I’m lucky. I have a number of friends and colleagues whom I have known for many years.
I remember what we used to talk about in different decades: women, sports, kids, movies, travel, business, boats, music, drinking, jokes (I don’t tell a good joke but am an eager listener), divorces, food, motorcycles, canoe trips, books, writing and politics.
What we did not talk about was health, unless it was an injury we could be proud of, pump up and dine out on. Something with a cast was best, or a good limp after a ski trip or tennis match.
That has changed. Most everyone I know of a certain age (let’s just say north of 60) has something health-related to talk about. Pathetic, really. One tries not to dwell.
With the aches and pains and occasional life-threatening event comes experience and, one hopes, a modicum of wisdom. Not always. There is an emerging divide around health-care priorities and how to deliver it. The most obvious battleground is Obamacare south of the border.
In Canada, and sometimes just as tendentious, is the discussion of just what is health care.
Like the divide in politics, where the rhetoric has become extreme and discussion agitated, so it is with health care. Ground zero, of course, is the discussion on vaccines.
For me, and more close to home, is the discussion of holistic medicine. My wife is a homeopath and our family has grown up with it as a touchstone. We have benefited immensely from her love and her profession.
Homeopathy has been around for more than 200 years and is practised around the world. The medicines are prepared through a dilution process which makes them safe and equally controversial. This is no doubt exacerbated by the coming proclamation of homeopathy as a regulated health profession in Ontario.
Although it is a small community, and hardly competitive with the installed base of big pharma and common medical practice, it seems to get under the skin of those who do not practise it.

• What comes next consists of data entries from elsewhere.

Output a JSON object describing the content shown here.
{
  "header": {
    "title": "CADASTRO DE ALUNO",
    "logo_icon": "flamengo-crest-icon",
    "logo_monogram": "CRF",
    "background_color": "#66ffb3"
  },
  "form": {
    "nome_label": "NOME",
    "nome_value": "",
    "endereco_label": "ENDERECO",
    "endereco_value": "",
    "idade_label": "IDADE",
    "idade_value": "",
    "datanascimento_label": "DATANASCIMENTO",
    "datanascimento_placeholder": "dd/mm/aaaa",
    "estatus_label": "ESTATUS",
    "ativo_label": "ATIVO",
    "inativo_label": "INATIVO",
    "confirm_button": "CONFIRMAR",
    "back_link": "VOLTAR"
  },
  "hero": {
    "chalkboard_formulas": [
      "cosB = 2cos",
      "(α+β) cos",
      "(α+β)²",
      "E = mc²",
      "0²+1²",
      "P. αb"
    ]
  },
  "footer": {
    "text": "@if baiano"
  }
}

A professor (Heather Boon) at the University of Toronto is mounting a clinical study on the impact of homeopathy on attention deficit hyperactivity disorder (ADHD). It is apparently a well-engineered research paper and at first glance useful and potentially instructive in validating or invalidating, or at minimum shedding light (placebo, remedy, psychological intervention or some combination), on the positive response that has been noted anecdotally when children with ADHD are treated homeopathically.
More than 90 scientists have signed a petition to have the study discontinued. This is an extraordinary mobilization, even in the era of Facebook. Their spokesman is Joe Schwarcz, who is the director of McGill University’s Office for Science and Society funded by Canadian entrepreneur Lorne Trottier. Joe has a science radio talk show in Montreal and markets himself as a crusader against quackery. He said on CBC Radio the other day that, although he found no fault with the study’s methodology, he felt “If it is not worth doing, it is not worth doing well.”

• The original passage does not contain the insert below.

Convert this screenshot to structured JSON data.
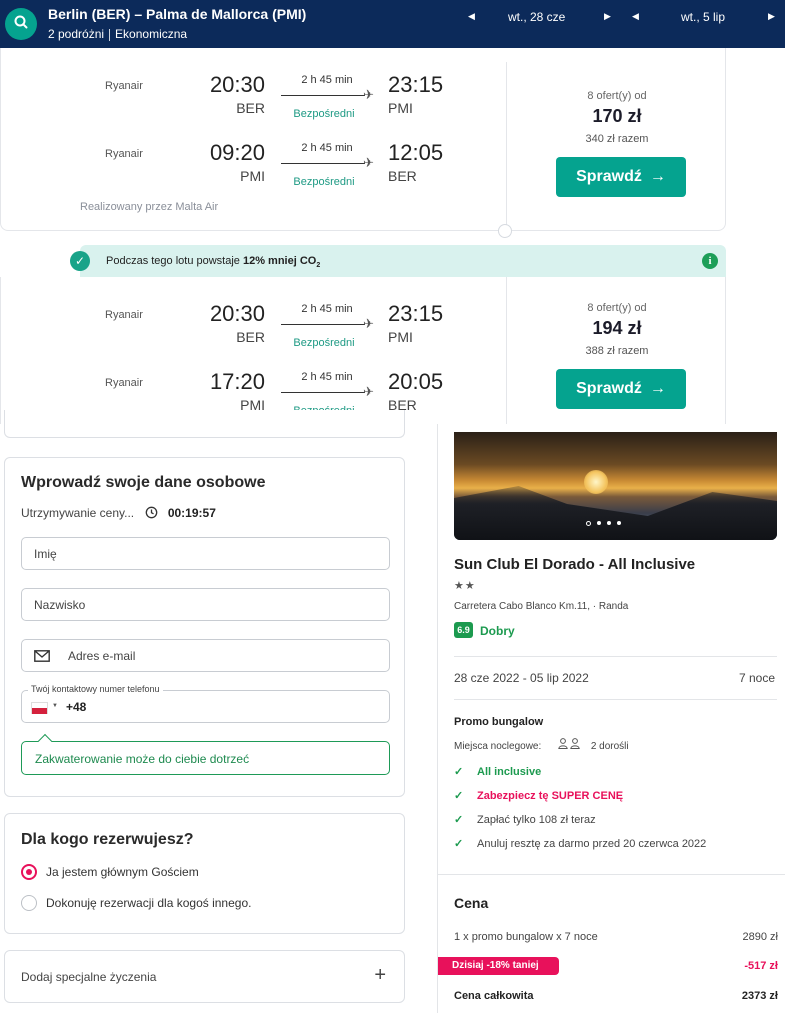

I must say I was gobsmacked with this line of critical thinking.
It is not atypical of the kind of bullying that goes on in this subset of Canadian health care but it can usually be traced to more self-interested parties.

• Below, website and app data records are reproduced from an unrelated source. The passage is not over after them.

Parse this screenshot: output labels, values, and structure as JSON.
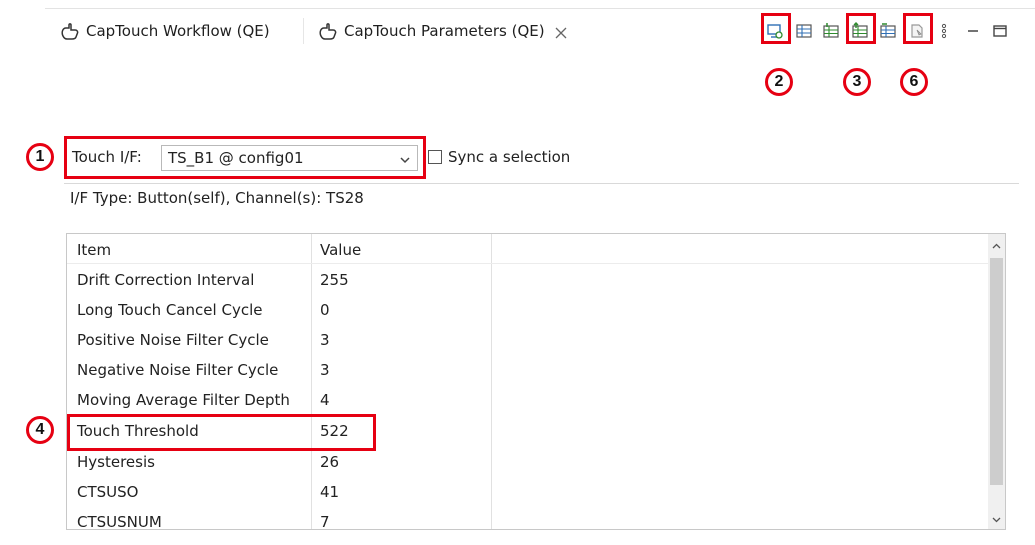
{
  "tabs": [
    {
      "label": "CapTouch Workflow (QE)",
      "icon": "captouch-hand-icon",
      "active": false
    },
    {
      "label": "CapTouch Parameters (QE)",
      "icon": "captouch-hand-icon",
      "active": true
    }
  ],
  "toolbar": {
    "icons": [
      "monitor-icon",
      "table-view-icon",
      "table-import-icon",
      "table-export-icon",
      "table-compare-icon",
      "copy-document-icon",
      "view-menu-icon",
      "minimize-icon",
      "maximize-icon"
    ]
  },
  "annotations": {
    "m1": "1",
    "m2": "2",
    "m3": "3",
    "m4": "4",
    "m6": "6"
  },
  "touch_if": {
    "label": "Touch I/F:",
    "selected": "TS_B1 @ config01",
    "sync_label": "Sync a selection",
    "sync_checked": false,
    "if_type": "I/F Type: Button(self), Channel(s): TS28"
  },
  "table": {
    "headers": {
      "item": "Item",
      "value": "Value"
    },
    "rows": [
      {
        "item": "Drift Correction Interval",
        "value": "255"
      },
      {
        "item": "Long Touch Cancel Cycle",
        "value": "0"
      },
      {
        "item": "Positive Noise Filter Cycle",
        "value": "3"
      },
      {
        "item": "Negative Noise Filter Cycle",
        "value": "3"
      },
      {
        "item": "Moving Average Filter Depth",
        "value": "4"
      },
      {
        "item": "Touch Threshold",
        "value": "522"
      },
      {
        "item": "Hysteresis",
        "value": "26"
      },
      {
        "item": "CTSUSO",
        "value": "41"
      },
      {
        "item": "CTSUSNUM",
        "value": "7"
      }
    ]
  },
  "colors": {
    "annotation": "#e60012",
    "icon_green": "#2e8b2e",
    "icon_blue": "#2f6fb5"
  }
}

The fact that it works for many people should not be lost. At the this risk of being impolite, it needs to be remarked that in the last 10 years, major pharmaceutical companies have been fined well in excess of $10 billion for various criminal misdemeanors, including marketing pills for uses they have not been approved for, conducting research that was misleading, and paying kickbacks to physicians to prescribe their wares. Lives have been lost.
One can only hope the scientists lining up against homeopathy are as vigilant when it comes to fraud.
The issue here is academic freedom. It should not be trampled on or bullied when professionally managed.
Let’s see who stands up for Heather Boon.